It starts in graduate school. There is a real transformation, approaching an inversion, as people switch from taking courses to writing. Many of the graduate students who were stars in the classroom during the first two years—the people everyone admired and looked up to—suddenly aren't so stellar anymore. And a few of the marginal students—the ones who didn't care that much about pleasing the professors by reading every page of every assignment—are suddenly sending their own papers off to journals, getting published, and transforming themselves into professional scholars.

The difference is not complicated. It's writing.
Read the rest, which includes ten tips for improving as a writer, especially as an academic writer. 

05 September 2013

04 September 2013

Obeying vs. Relishing

Thomas Chalmers (1780-1847), Free Church Scottish pastor known for his sermon 'The Expulsive Power of a New Affection':
There are a thousand things which, in popular and understood language, man can do. It is quite the general sentiment, that he can abstain from stealing, and lying, and calumny—that he can give of his substance to the poor, and attend church, and pray, and read his Bible, and keep up the worship of God in his family. 
But, as an instance of distinction between what he can do, and what he cannot do, let us make the undoubted assertion, that he can eat wormwood, and just put the question, if he can also relish wormwood. That is a different affair. I may command the performance; but have no such command over my organs of sense, as to command a liking, or a taste for the performance. . . . I may accomplish the doing of what God bids; but have no pleasure in God himself. The forcible constraining of the hand, may make out many a visible act of obedience, but the relish of the heart may refuse to go along with it. . . . 
The poor man has no more conquered his rebellious affections, than he has conquered his distaste for wormwood.

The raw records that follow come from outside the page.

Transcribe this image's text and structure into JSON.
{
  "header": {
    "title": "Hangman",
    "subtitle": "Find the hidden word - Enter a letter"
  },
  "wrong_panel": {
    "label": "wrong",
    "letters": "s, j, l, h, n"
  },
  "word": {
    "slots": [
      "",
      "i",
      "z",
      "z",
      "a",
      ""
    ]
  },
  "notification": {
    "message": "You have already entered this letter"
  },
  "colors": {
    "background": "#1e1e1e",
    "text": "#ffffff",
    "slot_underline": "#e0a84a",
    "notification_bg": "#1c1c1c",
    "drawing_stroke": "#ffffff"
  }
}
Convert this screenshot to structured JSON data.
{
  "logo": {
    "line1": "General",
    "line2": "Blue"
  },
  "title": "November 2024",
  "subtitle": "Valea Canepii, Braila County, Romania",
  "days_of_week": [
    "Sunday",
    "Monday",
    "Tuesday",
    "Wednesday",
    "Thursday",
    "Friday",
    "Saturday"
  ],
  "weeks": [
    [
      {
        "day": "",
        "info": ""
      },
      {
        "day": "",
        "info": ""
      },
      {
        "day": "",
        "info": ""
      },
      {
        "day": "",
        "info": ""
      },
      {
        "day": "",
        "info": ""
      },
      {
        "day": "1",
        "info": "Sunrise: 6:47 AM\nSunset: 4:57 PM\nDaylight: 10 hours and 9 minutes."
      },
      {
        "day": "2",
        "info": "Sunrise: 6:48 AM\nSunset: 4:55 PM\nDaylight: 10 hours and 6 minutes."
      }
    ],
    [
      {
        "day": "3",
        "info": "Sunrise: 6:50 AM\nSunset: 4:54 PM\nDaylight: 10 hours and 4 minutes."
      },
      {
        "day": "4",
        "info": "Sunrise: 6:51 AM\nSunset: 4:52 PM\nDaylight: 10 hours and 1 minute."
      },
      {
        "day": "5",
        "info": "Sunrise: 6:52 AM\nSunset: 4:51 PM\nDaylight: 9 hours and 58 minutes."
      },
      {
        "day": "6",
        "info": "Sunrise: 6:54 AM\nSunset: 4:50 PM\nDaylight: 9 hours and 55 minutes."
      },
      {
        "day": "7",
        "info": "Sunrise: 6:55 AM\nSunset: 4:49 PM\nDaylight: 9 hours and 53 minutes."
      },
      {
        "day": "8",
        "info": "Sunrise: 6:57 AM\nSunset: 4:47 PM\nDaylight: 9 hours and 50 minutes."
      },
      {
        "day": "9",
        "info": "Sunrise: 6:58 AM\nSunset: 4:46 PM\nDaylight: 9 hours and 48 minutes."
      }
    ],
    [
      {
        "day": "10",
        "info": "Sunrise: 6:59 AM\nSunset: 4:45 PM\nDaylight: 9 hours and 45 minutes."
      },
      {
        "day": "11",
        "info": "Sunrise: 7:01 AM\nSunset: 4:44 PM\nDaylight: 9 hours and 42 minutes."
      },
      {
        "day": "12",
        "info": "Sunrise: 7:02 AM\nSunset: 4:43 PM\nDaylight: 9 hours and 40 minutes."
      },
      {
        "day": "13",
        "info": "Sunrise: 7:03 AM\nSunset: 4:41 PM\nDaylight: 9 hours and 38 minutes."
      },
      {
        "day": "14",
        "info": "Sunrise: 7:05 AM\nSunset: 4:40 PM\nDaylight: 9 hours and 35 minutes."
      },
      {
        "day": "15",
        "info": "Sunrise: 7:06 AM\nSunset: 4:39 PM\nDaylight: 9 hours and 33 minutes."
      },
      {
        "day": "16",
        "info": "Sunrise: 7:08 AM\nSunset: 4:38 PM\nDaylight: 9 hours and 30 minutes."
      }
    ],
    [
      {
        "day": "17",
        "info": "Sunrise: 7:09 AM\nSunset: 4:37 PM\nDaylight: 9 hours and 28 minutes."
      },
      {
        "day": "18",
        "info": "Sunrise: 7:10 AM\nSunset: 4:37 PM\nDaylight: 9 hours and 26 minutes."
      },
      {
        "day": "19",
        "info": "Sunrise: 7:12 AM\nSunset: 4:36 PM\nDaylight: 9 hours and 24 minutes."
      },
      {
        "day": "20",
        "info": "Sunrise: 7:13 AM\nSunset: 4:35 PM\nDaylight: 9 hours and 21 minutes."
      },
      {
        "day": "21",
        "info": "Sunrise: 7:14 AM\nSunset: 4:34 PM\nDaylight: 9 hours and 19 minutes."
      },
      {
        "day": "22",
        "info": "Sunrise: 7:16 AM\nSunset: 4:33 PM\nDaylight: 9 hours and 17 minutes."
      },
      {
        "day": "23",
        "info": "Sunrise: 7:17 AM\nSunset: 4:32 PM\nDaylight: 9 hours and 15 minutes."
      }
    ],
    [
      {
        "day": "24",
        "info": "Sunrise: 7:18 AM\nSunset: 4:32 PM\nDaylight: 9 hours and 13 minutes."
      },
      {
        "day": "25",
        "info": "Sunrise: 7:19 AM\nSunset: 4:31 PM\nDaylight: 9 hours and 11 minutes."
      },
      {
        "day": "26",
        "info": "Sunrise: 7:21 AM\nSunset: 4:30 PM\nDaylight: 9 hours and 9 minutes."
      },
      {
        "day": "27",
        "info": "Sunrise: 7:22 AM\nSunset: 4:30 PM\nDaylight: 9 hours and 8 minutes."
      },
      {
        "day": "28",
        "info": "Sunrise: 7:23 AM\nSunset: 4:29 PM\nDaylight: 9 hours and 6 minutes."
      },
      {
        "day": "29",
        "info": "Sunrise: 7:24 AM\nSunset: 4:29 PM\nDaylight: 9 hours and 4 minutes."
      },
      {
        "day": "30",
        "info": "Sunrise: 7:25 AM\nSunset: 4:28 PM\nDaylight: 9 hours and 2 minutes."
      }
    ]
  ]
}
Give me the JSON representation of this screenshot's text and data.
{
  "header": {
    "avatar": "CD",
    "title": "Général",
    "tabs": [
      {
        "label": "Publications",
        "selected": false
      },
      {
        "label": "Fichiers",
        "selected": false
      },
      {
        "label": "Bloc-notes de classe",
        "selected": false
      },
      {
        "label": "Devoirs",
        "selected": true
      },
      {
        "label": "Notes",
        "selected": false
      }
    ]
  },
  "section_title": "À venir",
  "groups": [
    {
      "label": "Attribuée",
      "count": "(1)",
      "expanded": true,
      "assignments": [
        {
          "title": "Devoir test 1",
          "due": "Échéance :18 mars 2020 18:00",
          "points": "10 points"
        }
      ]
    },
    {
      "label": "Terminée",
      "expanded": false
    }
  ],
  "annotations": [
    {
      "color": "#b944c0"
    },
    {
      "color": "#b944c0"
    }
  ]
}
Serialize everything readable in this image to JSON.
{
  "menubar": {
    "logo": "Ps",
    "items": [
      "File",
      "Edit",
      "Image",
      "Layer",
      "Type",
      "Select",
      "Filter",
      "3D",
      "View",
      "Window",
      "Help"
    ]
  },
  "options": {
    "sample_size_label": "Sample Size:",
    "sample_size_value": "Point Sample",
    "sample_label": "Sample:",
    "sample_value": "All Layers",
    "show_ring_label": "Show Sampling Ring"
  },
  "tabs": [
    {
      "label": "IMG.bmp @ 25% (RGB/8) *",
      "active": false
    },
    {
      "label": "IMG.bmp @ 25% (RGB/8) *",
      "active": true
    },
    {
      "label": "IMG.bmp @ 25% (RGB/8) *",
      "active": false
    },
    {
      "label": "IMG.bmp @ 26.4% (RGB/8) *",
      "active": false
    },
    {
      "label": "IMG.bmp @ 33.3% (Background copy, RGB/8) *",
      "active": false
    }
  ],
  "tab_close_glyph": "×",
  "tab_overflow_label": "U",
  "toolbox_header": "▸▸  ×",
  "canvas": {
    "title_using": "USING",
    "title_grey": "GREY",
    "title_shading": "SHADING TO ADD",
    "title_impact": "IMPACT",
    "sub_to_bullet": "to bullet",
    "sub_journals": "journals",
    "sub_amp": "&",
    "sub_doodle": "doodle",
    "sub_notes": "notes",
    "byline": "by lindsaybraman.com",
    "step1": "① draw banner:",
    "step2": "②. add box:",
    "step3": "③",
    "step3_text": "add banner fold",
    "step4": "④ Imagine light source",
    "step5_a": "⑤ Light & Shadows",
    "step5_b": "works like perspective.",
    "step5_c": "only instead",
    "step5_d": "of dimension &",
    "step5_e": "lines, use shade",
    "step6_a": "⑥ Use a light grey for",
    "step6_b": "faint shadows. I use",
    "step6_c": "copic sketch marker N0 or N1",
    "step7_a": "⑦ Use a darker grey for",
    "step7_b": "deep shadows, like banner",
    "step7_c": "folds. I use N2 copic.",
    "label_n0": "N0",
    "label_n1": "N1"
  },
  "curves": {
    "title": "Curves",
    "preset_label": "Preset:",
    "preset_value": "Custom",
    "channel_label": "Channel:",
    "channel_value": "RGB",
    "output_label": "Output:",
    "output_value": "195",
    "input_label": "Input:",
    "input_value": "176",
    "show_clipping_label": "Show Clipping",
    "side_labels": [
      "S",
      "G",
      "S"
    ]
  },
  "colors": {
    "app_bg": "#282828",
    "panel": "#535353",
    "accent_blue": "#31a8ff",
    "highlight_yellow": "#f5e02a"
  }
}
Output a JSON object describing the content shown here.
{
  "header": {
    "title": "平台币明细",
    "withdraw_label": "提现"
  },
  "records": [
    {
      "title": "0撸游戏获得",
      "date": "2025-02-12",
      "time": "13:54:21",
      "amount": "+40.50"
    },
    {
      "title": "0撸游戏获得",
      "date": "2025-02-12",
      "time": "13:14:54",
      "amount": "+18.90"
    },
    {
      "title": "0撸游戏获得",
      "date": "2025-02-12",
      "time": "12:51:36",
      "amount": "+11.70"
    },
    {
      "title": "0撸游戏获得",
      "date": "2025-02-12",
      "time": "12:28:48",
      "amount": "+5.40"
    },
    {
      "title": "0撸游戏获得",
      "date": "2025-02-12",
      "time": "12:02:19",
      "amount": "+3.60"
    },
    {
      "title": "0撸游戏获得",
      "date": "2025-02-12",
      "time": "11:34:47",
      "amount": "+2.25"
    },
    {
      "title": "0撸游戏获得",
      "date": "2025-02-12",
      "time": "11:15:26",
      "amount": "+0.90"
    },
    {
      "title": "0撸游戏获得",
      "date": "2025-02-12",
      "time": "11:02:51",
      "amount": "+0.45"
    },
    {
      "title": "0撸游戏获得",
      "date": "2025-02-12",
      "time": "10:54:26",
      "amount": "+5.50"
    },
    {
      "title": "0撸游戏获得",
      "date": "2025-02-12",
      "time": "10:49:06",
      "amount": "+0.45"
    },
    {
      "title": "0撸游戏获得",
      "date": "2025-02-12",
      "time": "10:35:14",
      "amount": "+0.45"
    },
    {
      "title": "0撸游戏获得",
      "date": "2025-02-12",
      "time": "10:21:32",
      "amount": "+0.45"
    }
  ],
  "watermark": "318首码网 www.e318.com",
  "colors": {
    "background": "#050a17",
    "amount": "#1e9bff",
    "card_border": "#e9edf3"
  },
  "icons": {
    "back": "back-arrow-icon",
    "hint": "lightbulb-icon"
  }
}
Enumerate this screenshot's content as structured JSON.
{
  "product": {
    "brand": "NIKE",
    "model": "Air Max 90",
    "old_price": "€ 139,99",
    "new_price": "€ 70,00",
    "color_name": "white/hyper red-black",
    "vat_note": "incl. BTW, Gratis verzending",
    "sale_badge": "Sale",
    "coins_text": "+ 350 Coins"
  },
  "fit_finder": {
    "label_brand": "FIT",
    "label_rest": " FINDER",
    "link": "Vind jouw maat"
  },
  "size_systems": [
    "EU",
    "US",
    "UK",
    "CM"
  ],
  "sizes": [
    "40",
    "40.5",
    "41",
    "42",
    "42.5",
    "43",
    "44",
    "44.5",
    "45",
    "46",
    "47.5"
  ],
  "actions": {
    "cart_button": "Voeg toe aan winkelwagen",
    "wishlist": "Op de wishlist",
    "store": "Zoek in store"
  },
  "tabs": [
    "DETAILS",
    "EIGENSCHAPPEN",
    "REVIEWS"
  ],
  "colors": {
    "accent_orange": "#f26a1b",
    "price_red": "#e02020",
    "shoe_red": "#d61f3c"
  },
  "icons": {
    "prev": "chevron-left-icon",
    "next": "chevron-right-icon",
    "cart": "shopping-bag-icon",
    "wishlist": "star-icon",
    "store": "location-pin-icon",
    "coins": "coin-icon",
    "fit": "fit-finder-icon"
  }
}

He may fear God; he may listen to God; and, in outward deed, may obey God. But he does not, and he will not, love God; and while he drags a heavy load of tasks, and duties, and observances after him, he lives in the hourly violation of the first and greatest of the commandments.
--'An Estimate of the Morality that is Without Godliness,' in Thomas Chalmers, Sermons and Discourses, Vol. II (New York: Robert Carter, 1846), 34.

03 September 2013

A Portrait of Joy

As the final battle of Middle Earth wanes, Aragorn tends to a wounded Faramir.
Then taking two leaves, he laid them on his hands and breathed on them, and then he crushed them, and straightway a living freshness filled the room, as if the air itself awoke and tingled, sparkling with joy. And then he cast the leaves into the bowls of steaming water that were brought to him, and at once all hearts were lightened. For the fragrance that came to each was like a memory of dewy mornings of unshadowed sun in some land of which the fair world in Spring is itself but a fleeting memory.
--J. R. R. Tolkien, The Lord of the Rings, p. 847

02 September 2013